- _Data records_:
....
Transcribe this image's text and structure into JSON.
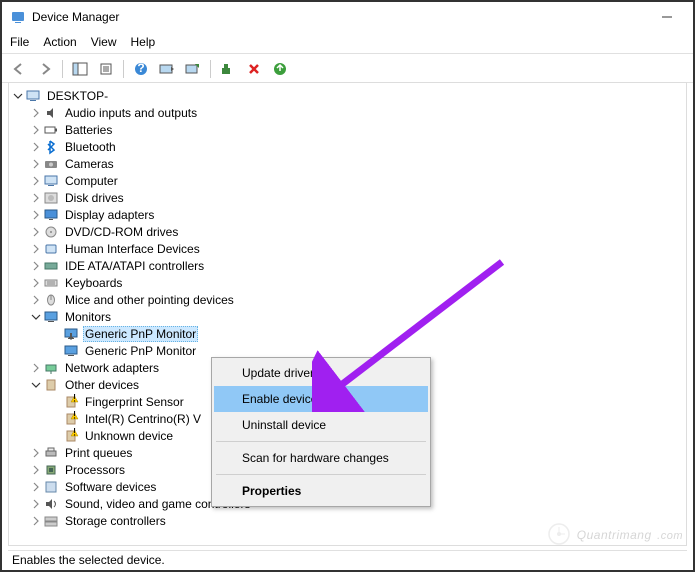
{
  "window": {
    "title": "Device Manager",
    "minimize": "–"
  },
  "menu": {
    "file": "File",
    "action": "Action",
    "view": "View",
    "help": "Help"
  },
  "status": "Enables the selected device.",
  "root": "DESKTOP-",
  "categories": [
    {
      "label": "Audio inputs and outputs",
      "icon": "audio"
    },
    {
      "label": "Batteries",
      "icon": "battery"
    },
    {
      "label": "Bluetooth",
      "icon": "bluetooth"
    },
    {
      "label": "Cameras",
      "icon": "camera"
    },
    {
      "label": "Computer",
      "icon": "computer"
    },
    {
      "label": "Disk drives",
      "icon": "disk"
    },
    {
      "label": "Display adapters",
      "icon": "display"
    },
    {
      "label": "DVD/CD-ROM drives",
      "icon": "cdrom"
    },
    {
      "label": "Human Interface Devices",
      "icon": "hid"
    },
    {
      "label": "IDE ATA/ATAPI controllers",
      "icon": "ide"
    },
    {
      "label": "Keyboards",
      "icon": "keyboard"
    },
    {
      "label": "Mice and other pointing devices",
      "icon": "mouse"
    },
    {
      "label": "Monitors",
      "icon": "monitor",
      "open": true,
      "children": [
        {
          "label": "Generic PnP Monitor",
          "icon": "monitor",
          "selected": true,
          "disabled": true
        },
        {
          "label": "Generic PnP Monitor",
          "icon": "monitor"
        }
      ]
    },
    {
      "label": "Network adapters",
      "icon": "network"
    },
    {
      "label": "Other devices",
      "icon": "other",
      "open": true,
      "children": [
        {
          "label": "Fingerprint Sensor",
          "icon": "other",
          "warn": true
        },
        {
          "label": "Intel(R) Centrino(R) V",
          "icon": "other",
          "warn": true
        },
        {
          "label": "Unknown device",
          "icon": "other",
          "warn": true
        }
      ]
    },
    {
      "label": "Print queues",
      "icon": "printer"
    },
    {
      "label": "Processors",
      "icon": "cpu"
    },
    {
      "label": "Software devices",
      "icon": "software"
    },
    {
      "label": "Sound, video and game controllers",
      "icon": "sound"
    },
    {
      "label": "Storage controllers",
      "icon": "storage"
    }
  ],
  "context": {
    "items": [
      {
        "label": "Update driver"
      },
      {
        "label": "Enable device",
        "highlight": true
      },
      {
        "label": "Uninstall device"
      }
    ],
    "scan": "Scan for hardware changes",
    "props": "Properties"
  },
  "watermark": "Quantrimang"
}
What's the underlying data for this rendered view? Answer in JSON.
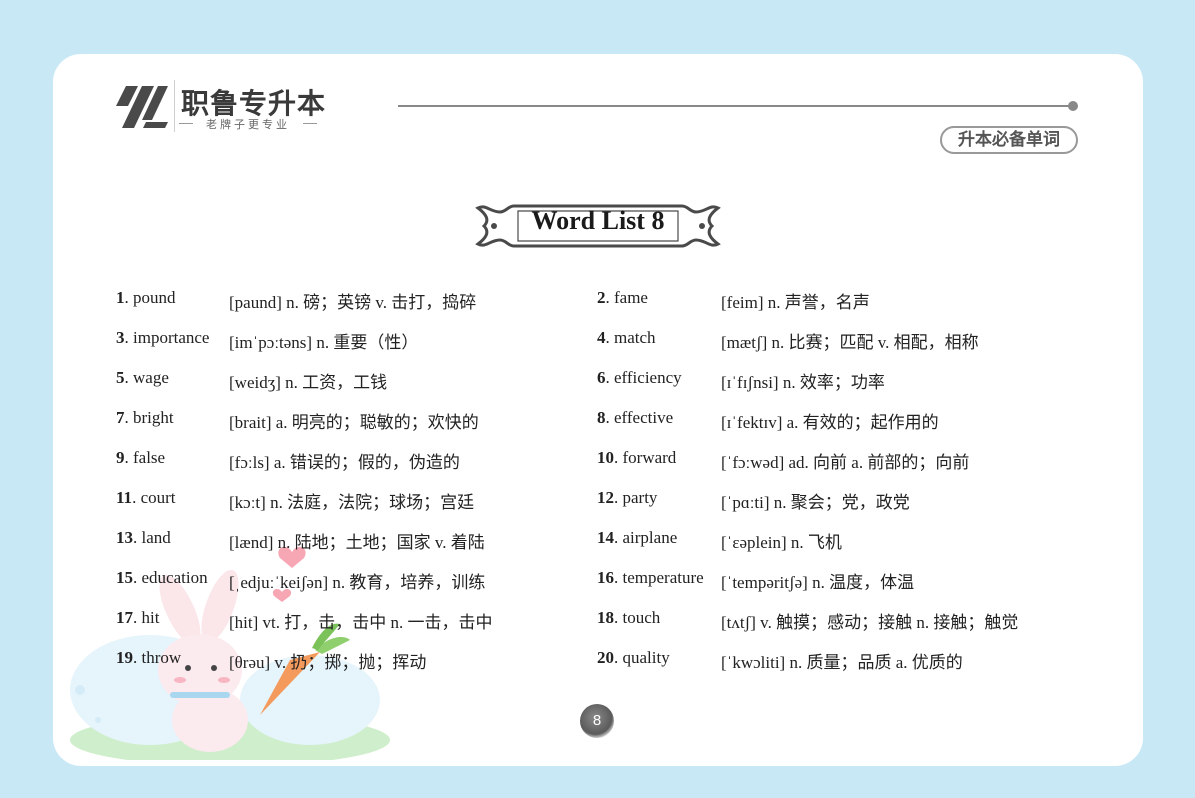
{
  "header": {
    "brand_name": "职鲁专升本",
    "brand_slogan": "老牌子更专业",
    "badge": "升本必备单词"
  },
  "title": "Word List 8",
  "words": [
    {
      "num": "1",
      "word": "pound",
      "def": "[paund]  n. 磅；英镑  v. 击打，捣碎"
    },
    {
      "num": "2",
      "word": "fame",
      "def": "[feim]  n. 声誉，名声"
    },
    {
      "num": "3",
      "word": "importance",
      "def": "[imˈpɔːtəns]  n. 重要（性）"
    },
    {
      "num": "4",
      "word": "match",
      "def": "[mætʃ]  n. 比赛；匹配  v. 相配，相称"
    },
    {
      "num": "5",
      "word": "wage",
      "def": "[weidʒ]  n. 工资，工钱"
    },
    {
      "num": "6",
      "word": "efficiency",
      "def": "[ɪˈfɪʃnsi]  n. 效率；功率"
    },
    {
      "num": "7",
      "word": "bright",
      "def": "[brait]  a. 明亮的；聪敏的；欢快的"
    },
    {
      "num": "8",
      "word": "effective",
      "def": "[ɪˈfektɪv]  a. 有效的；起作用的"
    },
    {
      "num": "9",
      "word": "false",
      "def": "[fɔːls]  a. 错误的；假的，伪造的"
    },
    {
      "num": "10",
      "word": "forward",
      "def": "[ˈfɔːwəd]  ad. 向前  a. 前部的；向前"
    },
    {
      "num": "11",
      "word": "court",
      "def": "[kɔːt]  n. 法庭，法院；球场；宫廷"
    },
    {
      "num": "12",
      "word": "party",
      "def": "[ˈpɑːti]  n. 聚会；党，政党"
    },
    {
      "num": "13",
      "word": "land",
      "def": "[lænd]  n. 陆地；土地；国家  v. 着陆"
    },
    {
      "num": "14",
      "word": "airplane",
      "def": "[ˈɛəplein]  n. 飞机"
    },
    {
      "num": "15",
      "word": "education",
      "def": "[ˌedjuːˈkeiʃən]  n. 教育，培养，训练"
    },
    {
      "num": "16",
      "word": "temperature",
      "def": "[ˈtempəritʃə]  n. 温度，体温"
    },
    {
      "num": "17",
      "word": "hit",
      "def": "[hit]  vt. 打，击，击中  n. 一击，击中"
    },
    {
      "num": "18",
      "word": "touch",
      "def": "[tʌtʃ]  v. 触摸；感动；接触  n. 接触；触觉"
    },
    {
      "num": "19",
      "word": "throw",
      "def": "[θrəu]  v. 扔；掷；抛；挥动"
    },
    {
      "num": "20",
      "word": "quality",
      "def": "[ˈkwɔliti]  n. 质量；品质  a. 优质的"
    }
  ],
  "page_number": "8"
}
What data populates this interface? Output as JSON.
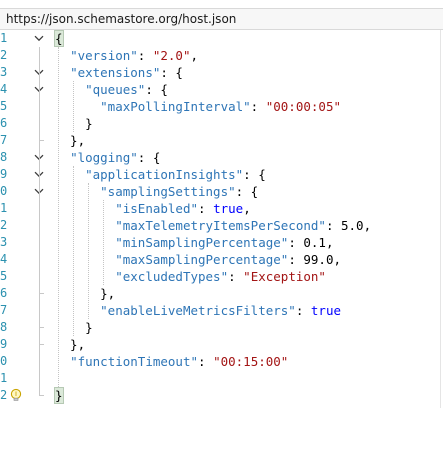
{
  "address_bar": {
    "url": "https://json.schemastore.org/host.json"
  },
  "editor": {
    "lines": [
      {
        "num": "1",
        "fold": "open",
        "tokens": [
          {
            "t": "{",
            "c": "p hl"
          }
        ]
      },
      {
        "num": "2",
        "fold": "none",
        "tokens": [
          {
            "t": "  ",
            "c": "p"
          },
          {
            "t": "\"version\"",
            "c": "k"
          },
          {
            "t": ": ",
            "c": "p"
          },
          {
            "t": "\"2.0\"",
            "c": "s"
          },
          {
            "t": ",",
            "c": "p"
          }
        ]
      },
      {
        "num": "3",
        "fold": "open",
        "tokens": [
          {
            "t": "  ",
            "c": "p"
          },
          {
            "t": "\"extensions\"",
            "c": "k"
          },
          {
            "t": ": {",
            "c": "p"
          }
        ]
      },
      {
        "num": "4",
        "fold": "open",
        "tokens": [
          {
            "t": "    ",
            "c": "p"
          },
          {
            "t": "\"queues\"",
            "c": "k"
          },
          {
            "t": ": {",
            "c": "p"
          }
        ]
      },
      {
        "num": "5",
        "fold": "none",
        "tokens": [
          {
            "t": "      ",
            "c": "p"
          },
          {
            "t": "\"maxPollingInterval\"",
            "c": "k"
          },
          {
            "t": ": ",
            "c": "p"
          },
          {
            "t": "\"00:00:05\"",
            "c": "s"
          }
        ]
      },
      {
        "num": "6",
        "fold": "none",
        "tokens": [
          {
            "t": "    }",
            "c": "p"
          }
        ]
      },
      {
        "num": "7",
        "fold": "none",
        "tokens": [
          {
            "t": "  },",
            "c": "p"
          }
        ]
      },
      {
        "num": "8",
        "fold": "open",
        "tokens": [
          {
            "t": "  ",
            "c": "p"
          },
          {
            "t": "\"logging\"",
            "c": "k"
          },
          {
            "t": ": {",
            "c": "p"
          }
        ]
      },
      {
        "num": "9",
        "fold": "open",
        "tokens": [
          {
            "t": "    ",
            "c": "p"
          },
          {
            "t": "\"applicationInsights\"",
            "c": "k"
          },
          {
            "t": ": {",
            "c": "p"
          }
        ]
      },
      {
        "num": "0",
        "fold": "open",
        "tokens": [
          {
            "t": "      ",
            "c": "p"
          },
          {
            "t": "\"samplingSettings\"",
            "c": "k"
          },
          {
            "t": ": {",
            "c": "p"
          }
        ]
      },
      {
        "num": "1",
        "fold": "none",
        "tokens": [
          {
            "t": "        ",
            "c": "p"
          },
          {
            "t": "\"isEnabled\"",
            "c": "k"
          },
          {
            "t": ": ",
            "c": "p"
          },
          {
            "t": "true",
            "c": "b"
          },
          {
            "t": ",",
            "c": "p"
          }
        ]
      },
      {
        "num": "2",
        "fold": "none",
        "tokens": [
          {
            "t": "        ",
            "c": "p"
          },
          {
            "t": "\"maxTelemetryItemsPerSecond\"",
            "c": "k"
          },
          {
            "t": ": ",
            "c": "p"
          },
          {
            "t": "5.0",
            "c": "n"
          },
          {
            "t": ",",
            "c": "p"
          }
        ]
      },
      {
        "num": "3",
        "fold": "none",
        "tokens": [
          {
            "t": "        ",
            "c": "p"
          },
          {
            "t": "\"minSamplingPercentage\"",
            "c": "k"
          },
          {
            "t": ": ",
            "c": "p"
          },
          {
            "t": "0.1",
            "c": "n"
          },
          {
            "t": ",",
            "c": "p"
          }
        ]
      },
      {
        "num": "4",
        "fold": "none",
        "tokens": [
          {
            "t": "        ",
            "c": "p"
          },
          {
            "t": "\"maxSamplingPercentage\"",
            "c": "k"
          },
          {
            "t": ": ",
            "c": "p"
          },
          {
            "t": "99.0",
            "c": "n"
          },
          {
            "t": ",",
            "c": "p"
          }
        ]
      },
      {
        "num": "5",
        "fold": "none",
        "tokens": [
          {
            "t": "        ",
            "c": "p"
          },
          {
            "t": "\"excludedTypes\"",
            "c": "k"
          },
          {
            "t": ": ",
            "c": "p"
          },
          {
            "t": "\"Exception\"",
            "c": "s"
          }
        ]
      },
      {
        "num": "6",
        "fold": "none",
        "tokens": [
          {
            "t": "      },",
            "c": "p"
          }
        ]
      },
      {
        "num": "7",
        "fold": "none",
        "tokens": [
          {
            "t": "      ",
            "c": "p"
          },
          {
            "t": "\"enableLiveMetricsFilters\"",
            "c": "k"
          },
          {
            "t": ": ",
            "c": "p"
          },
          {
            "t": "true",
            "c": "b"
          }
        ]
      },
      {
        "num": "8",
        "fold": "none",
        "tokens": [
          {
            "t": "    }",
            "c": "p"
          }
        ]
      },
      {
        "num": "9",
        "fold": "none",
        "tokens": [
          {
            "t": "  },",
            "c": "p"
          }
        ]
      },
      {
        "num": "0",
        "fold": "none",
        "tokens": [
          {
            "t": "  ",
            "c": "p"
          },
          {
            "t": "\"functionTimeout\"",
            "c": "k"
          },
          {
            "t": ": ",
            "c": "p"
          },
          {
            "t": "\"00:15:00\"",
            "c": "s"
          }
        ]
      },
      {
        "num": "1",
        "fold": "none",
        "tokens": []
      },
      {
        "num": "2",
        "fold": "none",
        "bulb": true,
        "tokens": [
          {
            "t": "}",
            "c": "p hl"
          }
        ]
      }
    ]
  },
  "colors": {
    "property_key": "#2e75b6",
    "string_value": "#a31515",
    "keyword": "#0000ff",
    "line_number": "#2b91af",
    "brace_highlight": "#dbe9d9"
  },
  "icons": {
    "fold_open": "chevron-down-icon",
    "quick_actions": "lightbulb-icon"
  }
}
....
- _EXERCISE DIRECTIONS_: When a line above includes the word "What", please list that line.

- _ANSWER_:
What's the underlying data for this rendered view? Answer in JSON.
What data populates this interface? Output as JSON.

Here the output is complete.